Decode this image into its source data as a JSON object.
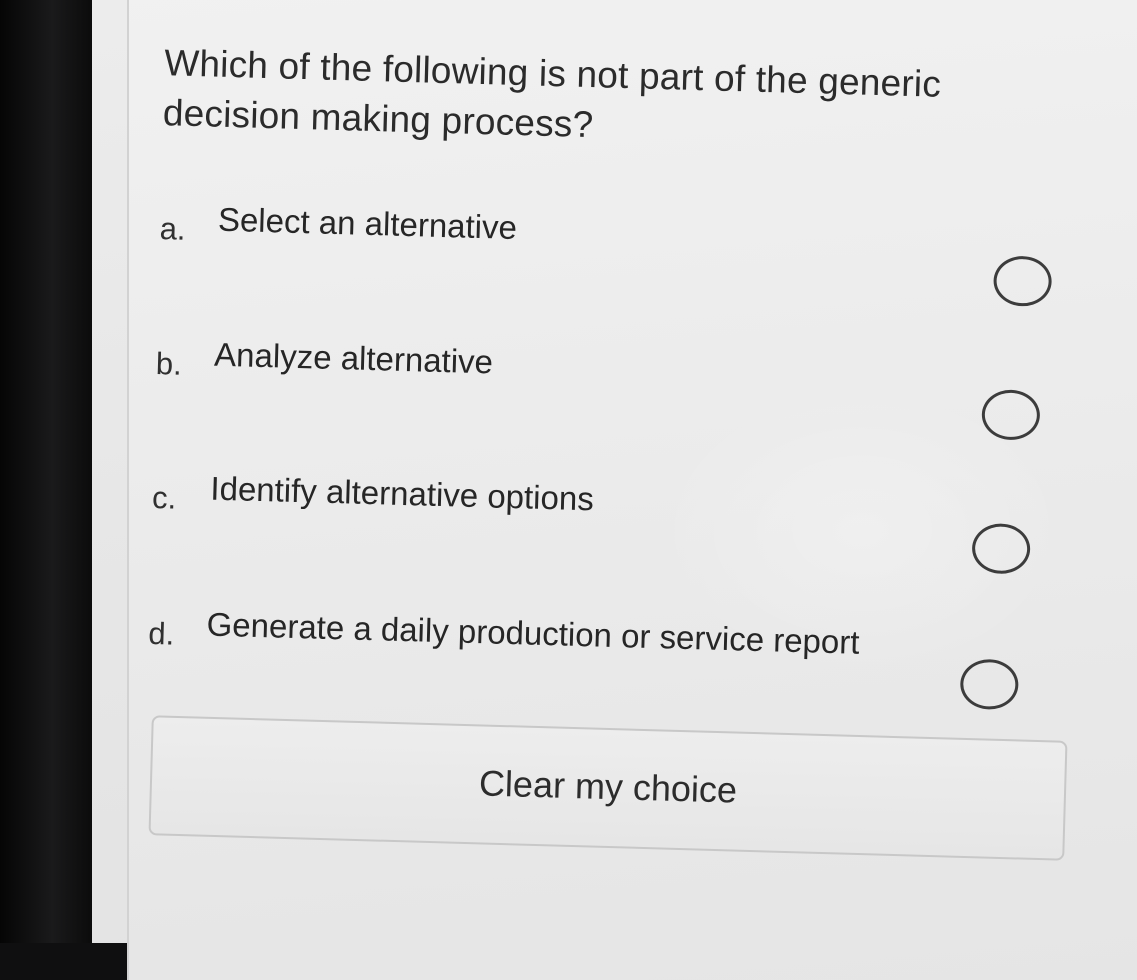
{
  "question": {
    "text": "Which of the following is not part of the generic decision making process?"
  },
  "options": [
    {
      "letter": "a.",
      "text": "Select an alternative",
      "selected": false
    },
    {
      "letter": "b.",
      "text": "Analyze alternative",
      "selected": false
    },
    {
      "letter": "c.",
      "text": "Identify alternative options",
      "selected": false
    },
    {
      "letter": "d.",
      "text": "Generate a daily production or service report",
      "selected": false
    }
  ],
  "clear_button": {
    "label": "Clear my choice"
  },
  "icons": {
    "radio": "radio-button-icon"
  }
}
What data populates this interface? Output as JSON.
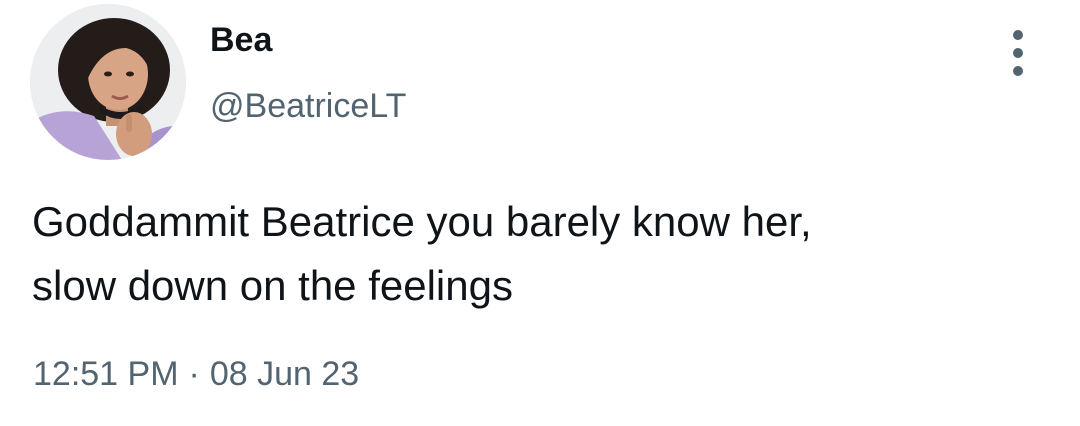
{
  "user": {
    "display_name": "Bea",
    "handle": "@BeatriceLT"
  },
  "tweet": {
    "text_line1": "Goddammit Beatrice you barely know her,",
    "text_line2": "slow down on the feelings",
    "time": "12:51 PM",
    "separator": "·",
    "date": "08 Jun 23"
  },
  "icons": {
    "more": "more-vertical-icon",
    "avatar": "profile-photo"
  },
  "colors": {
    "text": "#0f1419",
    "secondary": "#536471",
    "background": "#ffffff"
  }
}
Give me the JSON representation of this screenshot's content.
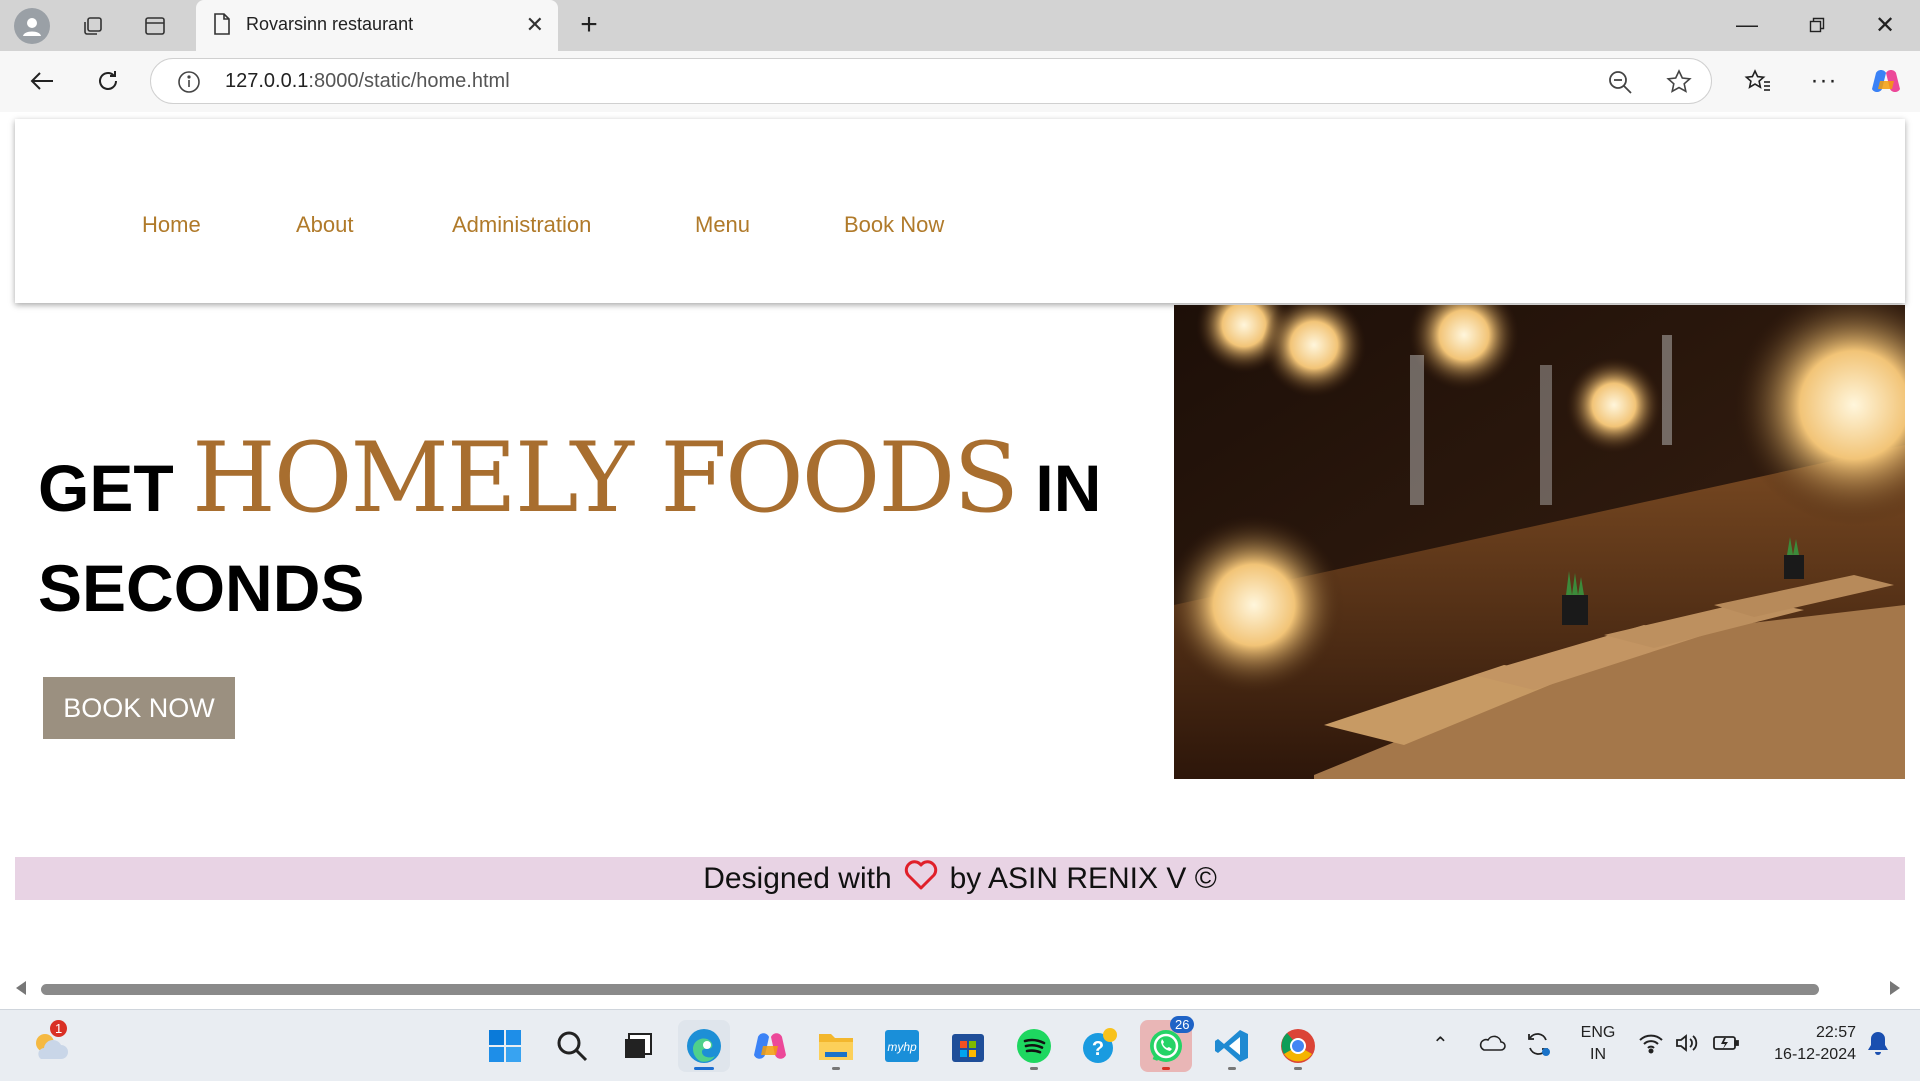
{
  "browser": {
    "tab_title": "Rovarsinn restaurant",
    "url_host": "127.0.0.1",
    "url_path": ":8000/static/home.html"
  },
  "nav": {
    "items": [
      "Home",
      "About",
      "Administration",
      "Menu",
      "Book Now"
    ]
  },
  "hero": {
    "line1_start": "GET",
    "accent": "HOMELY FOODS",
    "line1_end": "IN",
    "line2": "SECONDS",
    "button": "BOOK NOW"
  },
  "footer": {
    "text_before": "Designed with",
    "text_after": "by ASIN RENIX V ©",
    "heart_color": "#e0202a"
  },
  "taskbar": {
    "weather_badge": "1",
    "whatsapp_badge": "26",
    "language_line1": "ENG",
    "language_line2": "IN",
    "time": "22:57",
    "date": "16-12-2024"
  },
  "colors": {
    "nav_link": "#b07a2a",
    "accent": "#a86e2f",
    "button_bg": "#9b9080",
    "footer_bg": "#e8d3e4"
  }
}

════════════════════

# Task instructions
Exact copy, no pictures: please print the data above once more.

# Expected output
Decode this image into its source data as a JSON object.
{
  "question": {
    "text": "Which of the following is not part of the generic decision making process?"
  },
  "options": [
    {
      "letter": "a.",
      "text": "Select an alternative",
      "selected": false
    },
    {
      "letter": "b.",
      "text": "Analyze alternative",
      "selected": false
    },
    {
      "letter": "c.",
      "text": "Identify alternative options",
      "selected": false
    },
    {
      "letter": "d.",
      "text": "Generate a daily production or service report",
      "selected": false
    }
  ],
  "clear_button": {
    "label": "Clear my choice"
  },
  "icons": {
    "radio": "radio-button-icon"
  }
}
What data populates this interface? Output as JSON.
{
  "user": {
    "display_name": "Bea",
    "handle": "@BeatriceLT"
  },
  "tweet": {
    "text_line1": "Goddammit Beatrice you barely know her,",
    "text_line2": "slow down on the feelings",
    "time": "12:51 PM",
    "separator": "·",
    "date": "08 Jun 23"
  },
  "icons": {
    "more": "more-vertical-icon",
    "avatar": "profile-photo"
  },
  "colors": {
    "text": "#0f1419",
    "secondary": "#536471",
    "background": "#ffffff"
  }
}
Give me the JSON representation of this screenshot's content.
{
  "browser": {
    "tab_title": "Rovarsinn restaurant",
    "url_host": "127.0.0.1",
    "url_path": ":8000/static/home.html"
  },
  "nav": {
    "items": [
      "Home",
      "About",
      "Administration",
      "Menu",
      "Book Now"
    ]
  },
  "hero": {
    "line1_start": "GET",
    "accent": "HOMELY FOODS",
    "line1_end": "IN",
    "line2": "SECONDS",
    "button": "BOOK NOW"
  },
  "footer": {
    "text_before": "Designed with",
    "text_after": "by ASIN RENIX V ©",
    "heart_color": "#e0202a"
  },
  "taskbar": {
    "weather_badge": "1",
    "whatsapp_badge": "26",
    "language_line1": "ENG",
    "language_line2": "IN",
    "time": "22:57",
    "date": "16-12-2024"
  },
  "colors": {
    "nav_link": "#b07a2a",
    "accent": "#a86e2f",
    "button_bg": "#9b9080",
    "footer_bg": "#e8d3e4"
  }
}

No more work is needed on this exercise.